When I first became interested in photographing birds, and I knowingly told myself “How easy will this be!’, one of the first books I acquired was written by Australian doctor, David Hollands, titled, “Eagles, Hawks and Falcons of Australia“.
My copy is getting somewhat dilapidated from use, but I learned several important lessons from that book.
The photos all would have been shot on ‘filum’, and no doubt most with manual focus lenses. Or perhaps autofocus that was a precursor to the algorithms in our modern slick digital cameras.
The second thing was a very thorough field guide in the back that had great info on id of birds.
The third thing was the stories he wrote of encounters and searches for the raptors across Australia.
And, the fourth thing was the empathetic, glowing way that he described those encounters. A style that I have tried, in a humble way, to emulate in the stories that roll of the press here in BirdsasPoetry.
David had released a new book. Not an update or revision, but a new book. “Birds of Prey of Australia”
My copy turned up this week.
Now this is not a book review nor an encouragement to rush out and buy the book, that is not what happens on my blog.
The new book has new photos, new stories and is quite different in size and weight to the previous book. Infact it’s over 700 pages and would keep the average table quite secure if it was sitting on it and a hurricane tore through the house 😉
Some of the stories are quite interesting to me, as they tell of the same encounters with the same birds we have experienced.
He tells of an Osprey that visited for awhile out of its normal territory. Many will recall Eloise who gave many a heart turn to those of us on the Werribee River about the same time
He also recounts the iteration of around 40 Black-shouldered Kites behind Avalon Airport a couple of years ago. Photographing so many Kites in the mist is a memorable experience.
And finally his recent encounters with a family of Australian Hobbys as they grew up on a golfclub fairway.
There is also a full page of a Brown Falcon at WTP, and I’m pretty confident from the markings that I’ve featured that bird several times here and on Flickr. Search here for “My Kitchen Rules”

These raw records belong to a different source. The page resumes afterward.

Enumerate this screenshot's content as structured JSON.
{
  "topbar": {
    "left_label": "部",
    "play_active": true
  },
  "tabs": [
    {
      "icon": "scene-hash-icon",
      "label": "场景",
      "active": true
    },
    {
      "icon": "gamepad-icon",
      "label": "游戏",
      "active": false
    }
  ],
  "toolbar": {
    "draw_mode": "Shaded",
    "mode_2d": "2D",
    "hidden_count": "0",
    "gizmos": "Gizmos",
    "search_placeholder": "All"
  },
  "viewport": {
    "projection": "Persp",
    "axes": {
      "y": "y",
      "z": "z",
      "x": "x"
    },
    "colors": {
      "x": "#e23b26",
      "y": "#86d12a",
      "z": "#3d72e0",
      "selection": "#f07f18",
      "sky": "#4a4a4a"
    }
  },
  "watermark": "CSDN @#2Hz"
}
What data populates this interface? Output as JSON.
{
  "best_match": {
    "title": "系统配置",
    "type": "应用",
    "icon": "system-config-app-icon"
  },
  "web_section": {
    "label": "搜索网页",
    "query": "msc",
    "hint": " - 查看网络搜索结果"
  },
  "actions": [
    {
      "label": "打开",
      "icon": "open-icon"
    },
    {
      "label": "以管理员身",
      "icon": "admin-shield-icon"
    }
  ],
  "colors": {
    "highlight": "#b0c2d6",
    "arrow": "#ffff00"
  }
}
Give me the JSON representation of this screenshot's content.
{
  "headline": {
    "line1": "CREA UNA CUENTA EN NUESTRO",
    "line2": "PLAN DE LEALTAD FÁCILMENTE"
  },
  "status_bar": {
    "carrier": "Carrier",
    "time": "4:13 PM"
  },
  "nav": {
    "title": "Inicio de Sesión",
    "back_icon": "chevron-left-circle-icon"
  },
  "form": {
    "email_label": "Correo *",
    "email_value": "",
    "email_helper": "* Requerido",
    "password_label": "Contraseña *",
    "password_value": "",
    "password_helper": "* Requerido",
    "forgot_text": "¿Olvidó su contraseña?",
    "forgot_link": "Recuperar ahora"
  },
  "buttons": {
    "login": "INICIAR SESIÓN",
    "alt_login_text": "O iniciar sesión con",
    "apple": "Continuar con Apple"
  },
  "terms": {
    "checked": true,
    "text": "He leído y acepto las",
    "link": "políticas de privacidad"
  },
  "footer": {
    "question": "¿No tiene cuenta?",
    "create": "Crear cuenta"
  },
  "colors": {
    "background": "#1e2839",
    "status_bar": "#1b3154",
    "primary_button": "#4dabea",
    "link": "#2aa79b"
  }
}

There is so much in his writing that I pause and say, “Oh, yes, I’ve seen just that exact behaviour and wondered about it.” It’s like sitting having a fireside chat and being able to part of the discussion.
His website is: https://www.davidhollandsbirds.com.au
or Andrew Isles Books: https://www.andrewisles.com/pages/books/43127/david-hollands/david-hollands-birds-of-prey-of-australia
And a page spread of the Brahminy Kite a bird that I would dearly love to photograph. I also turned over the dustjacket flap as there is a small shot of David sitting alongside an Osprey as it enjoys its meal. Fascinating.
We went back for another morning with the young Collared Sparrowhawks. We might have guessed that the previous few days flying about would come to an end.
Instead we found them among the pines in the carpark playing what can only be described as “Hide and Seek”. No doubt I’ve got it wrong, but it seemed that the object of the exercise was two-fold. One. Learn to sit quietly and still in the tree so noone can see you, and Two. Learn to search through the trees to find a prey sitting quietly and still to be avoided.
Once discovered there were the usual screams of delight and defeat, both birds would fly out and about and resume the game. I’ve no idea if they changed places from hunter to hunted.
Finding a Sparrowhawk sitting in a tree is an art that even EE baulks at. So without that superwoman power, the rest of us are ‘outtaluck’.
I was searching for ten or fifteen minutes through the trees when the game change-over occurred and this bird dropped into the tree in front of me. I moved a few steps and was able to get a clear shot as it settled into its wait and see mode.
The softer light filtering through the tree enabled a great look at the three main features of distinguishing a Sparrowhawk from a Goshawk.
The ‘stare’ rather than ‘beetle-brow look’, the longer middle toe, and the square-tail.
The light also melded well over the form and shape to give the bird a real presence, even if it wanted to be inconspicuous.